[Stored items from a collection]
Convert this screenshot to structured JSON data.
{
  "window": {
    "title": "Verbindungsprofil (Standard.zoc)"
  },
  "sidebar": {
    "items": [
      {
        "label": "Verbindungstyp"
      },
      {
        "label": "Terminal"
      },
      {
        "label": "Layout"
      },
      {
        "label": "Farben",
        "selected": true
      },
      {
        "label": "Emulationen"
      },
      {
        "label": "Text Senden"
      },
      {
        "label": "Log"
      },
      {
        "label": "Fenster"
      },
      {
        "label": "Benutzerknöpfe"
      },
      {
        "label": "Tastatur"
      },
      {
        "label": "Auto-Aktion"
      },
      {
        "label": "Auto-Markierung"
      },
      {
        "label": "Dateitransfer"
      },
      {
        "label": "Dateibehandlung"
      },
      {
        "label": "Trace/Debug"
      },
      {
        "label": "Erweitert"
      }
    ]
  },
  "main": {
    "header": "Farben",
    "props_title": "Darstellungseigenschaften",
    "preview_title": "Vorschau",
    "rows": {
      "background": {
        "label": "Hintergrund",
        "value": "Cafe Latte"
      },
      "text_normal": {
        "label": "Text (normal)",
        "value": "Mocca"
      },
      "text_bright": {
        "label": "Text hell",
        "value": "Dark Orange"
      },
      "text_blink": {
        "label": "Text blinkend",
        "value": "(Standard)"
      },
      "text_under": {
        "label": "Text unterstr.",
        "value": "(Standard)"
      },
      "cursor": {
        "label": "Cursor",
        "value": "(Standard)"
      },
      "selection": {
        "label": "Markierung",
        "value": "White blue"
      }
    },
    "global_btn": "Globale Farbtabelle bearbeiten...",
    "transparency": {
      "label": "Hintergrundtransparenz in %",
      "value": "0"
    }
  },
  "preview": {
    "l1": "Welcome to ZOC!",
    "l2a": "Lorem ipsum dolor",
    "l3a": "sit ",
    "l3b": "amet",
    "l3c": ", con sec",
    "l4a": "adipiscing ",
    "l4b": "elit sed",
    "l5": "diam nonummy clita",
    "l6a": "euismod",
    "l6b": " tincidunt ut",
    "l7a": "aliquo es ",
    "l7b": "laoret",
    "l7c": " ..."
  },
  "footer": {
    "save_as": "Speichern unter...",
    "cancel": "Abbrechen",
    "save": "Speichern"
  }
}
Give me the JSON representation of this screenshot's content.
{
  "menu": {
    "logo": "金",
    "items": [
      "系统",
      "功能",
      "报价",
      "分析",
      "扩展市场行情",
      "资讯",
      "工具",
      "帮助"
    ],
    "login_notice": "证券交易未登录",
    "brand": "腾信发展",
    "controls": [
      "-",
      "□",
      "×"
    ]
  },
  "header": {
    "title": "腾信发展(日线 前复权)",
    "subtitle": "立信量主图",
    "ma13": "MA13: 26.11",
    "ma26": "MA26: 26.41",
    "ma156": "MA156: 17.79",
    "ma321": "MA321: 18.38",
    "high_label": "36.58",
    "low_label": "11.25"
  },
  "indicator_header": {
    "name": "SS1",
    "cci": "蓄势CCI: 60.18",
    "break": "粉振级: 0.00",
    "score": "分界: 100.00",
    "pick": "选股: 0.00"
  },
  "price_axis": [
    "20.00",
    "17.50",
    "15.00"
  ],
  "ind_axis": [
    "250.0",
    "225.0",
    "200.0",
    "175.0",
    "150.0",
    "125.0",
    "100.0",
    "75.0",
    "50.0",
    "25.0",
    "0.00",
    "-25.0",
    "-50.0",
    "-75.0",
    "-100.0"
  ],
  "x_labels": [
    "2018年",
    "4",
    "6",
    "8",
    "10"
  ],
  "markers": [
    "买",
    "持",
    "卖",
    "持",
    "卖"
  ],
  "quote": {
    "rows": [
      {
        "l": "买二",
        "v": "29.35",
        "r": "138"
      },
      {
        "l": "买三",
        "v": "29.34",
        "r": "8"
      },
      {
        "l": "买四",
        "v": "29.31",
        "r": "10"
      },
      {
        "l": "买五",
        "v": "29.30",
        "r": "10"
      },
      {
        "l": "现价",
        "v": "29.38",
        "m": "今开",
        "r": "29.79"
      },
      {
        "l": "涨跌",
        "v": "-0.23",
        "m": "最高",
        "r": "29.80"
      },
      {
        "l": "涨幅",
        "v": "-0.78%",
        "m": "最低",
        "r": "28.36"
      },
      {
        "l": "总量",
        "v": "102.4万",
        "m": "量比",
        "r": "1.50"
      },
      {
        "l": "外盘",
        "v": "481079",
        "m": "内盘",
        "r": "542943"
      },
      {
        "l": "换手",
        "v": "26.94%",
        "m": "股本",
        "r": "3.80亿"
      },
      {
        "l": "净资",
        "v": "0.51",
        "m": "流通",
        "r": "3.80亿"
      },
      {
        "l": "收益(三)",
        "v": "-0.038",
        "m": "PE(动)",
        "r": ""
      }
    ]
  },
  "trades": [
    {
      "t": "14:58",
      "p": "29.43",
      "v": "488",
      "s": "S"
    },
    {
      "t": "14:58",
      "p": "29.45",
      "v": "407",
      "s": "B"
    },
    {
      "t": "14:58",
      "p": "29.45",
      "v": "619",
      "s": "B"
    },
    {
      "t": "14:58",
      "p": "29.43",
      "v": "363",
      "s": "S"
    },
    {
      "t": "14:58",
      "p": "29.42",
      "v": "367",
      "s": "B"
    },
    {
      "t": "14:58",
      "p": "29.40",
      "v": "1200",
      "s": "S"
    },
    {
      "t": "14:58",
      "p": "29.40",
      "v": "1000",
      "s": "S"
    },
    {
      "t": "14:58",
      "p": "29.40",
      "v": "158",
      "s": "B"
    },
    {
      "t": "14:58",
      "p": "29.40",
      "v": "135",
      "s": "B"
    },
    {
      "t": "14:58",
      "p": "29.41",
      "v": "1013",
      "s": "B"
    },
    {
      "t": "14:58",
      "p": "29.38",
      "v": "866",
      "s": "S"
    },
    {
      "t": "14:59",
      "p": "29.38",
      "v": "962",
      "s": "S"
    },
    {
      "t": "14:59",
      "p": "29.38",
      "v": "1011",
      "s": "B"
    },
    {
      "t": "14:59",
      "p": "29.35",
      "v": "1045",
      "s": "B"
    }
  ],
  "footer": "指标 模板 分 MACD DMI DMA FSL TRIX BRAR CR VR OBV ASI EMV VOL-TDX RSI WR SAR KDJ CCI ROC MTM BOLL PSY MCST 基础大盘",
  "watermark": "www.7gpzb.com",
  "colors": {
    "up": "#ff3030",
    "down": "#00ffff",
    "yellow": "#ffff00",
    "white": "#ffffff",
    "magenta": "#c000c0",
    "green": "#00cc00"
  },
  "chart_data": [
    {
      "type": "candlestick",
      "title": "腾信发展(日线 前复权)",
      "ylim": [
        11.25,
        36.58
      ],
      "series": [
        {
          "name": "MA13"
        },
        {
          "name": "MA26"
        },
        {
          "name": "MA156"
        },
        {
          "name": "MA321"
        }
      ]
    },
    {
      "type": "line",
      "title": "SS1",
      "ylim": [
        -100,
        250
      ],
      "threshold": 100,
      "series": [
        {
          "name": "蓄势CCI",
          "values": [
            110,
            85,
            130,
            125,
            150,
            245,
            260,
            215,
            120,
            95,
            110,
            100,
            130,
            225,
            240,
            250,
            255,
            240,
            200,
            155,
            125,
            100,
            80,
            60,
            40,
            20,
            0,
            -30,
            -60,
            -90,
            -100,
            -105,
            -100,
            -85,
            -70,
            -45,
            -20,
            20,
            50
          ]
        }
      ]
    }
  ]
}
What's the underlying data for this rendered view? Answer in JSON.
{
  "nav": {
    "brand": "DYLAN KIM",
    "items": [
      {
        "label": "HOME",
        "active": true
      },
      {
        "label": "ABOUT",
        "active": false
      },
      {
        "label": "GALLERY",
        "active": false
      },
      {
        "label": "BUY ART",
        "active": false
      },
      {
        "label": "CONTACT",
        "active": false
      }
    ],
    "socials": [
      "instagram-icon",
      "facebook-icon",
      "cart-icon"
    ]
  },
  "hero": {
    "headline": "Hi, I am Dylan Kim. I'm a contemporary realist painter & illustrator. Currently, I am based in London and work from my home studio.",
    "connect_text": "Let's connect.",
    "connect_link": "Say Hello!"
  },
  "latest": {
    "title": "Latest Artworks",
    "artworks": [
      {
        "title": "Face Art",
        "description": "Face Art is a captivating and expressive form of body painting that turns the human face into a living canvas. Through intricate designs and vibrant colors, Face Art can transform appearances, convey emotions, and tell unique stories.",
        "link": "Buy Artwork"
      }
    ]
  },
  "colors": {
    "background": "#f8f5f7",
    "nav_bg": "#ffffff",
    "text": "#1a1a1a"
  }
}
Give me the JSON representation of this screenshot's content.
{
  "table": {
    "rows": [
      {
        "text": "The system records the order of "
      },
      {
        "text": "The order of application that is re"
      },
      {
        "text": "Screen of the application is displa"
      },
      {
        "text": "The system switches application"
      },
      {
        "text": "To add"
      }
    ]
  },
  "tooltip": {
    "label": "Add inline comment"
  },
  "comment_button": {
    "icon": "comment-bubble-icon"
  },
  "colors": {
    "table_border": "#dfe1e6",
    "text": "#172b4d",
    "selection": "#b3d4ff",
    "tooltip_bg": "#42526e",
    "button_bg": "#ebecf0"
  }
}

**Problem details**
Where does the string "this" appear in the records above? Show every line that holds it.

**Answer section**
Convert this screenshot to structured JSON data.
Give me the JSON representation of this screenshot's content.
What's the underlying data for this rendered view? Answer in JSON.
Give me the JSON representation of this screenshot's content.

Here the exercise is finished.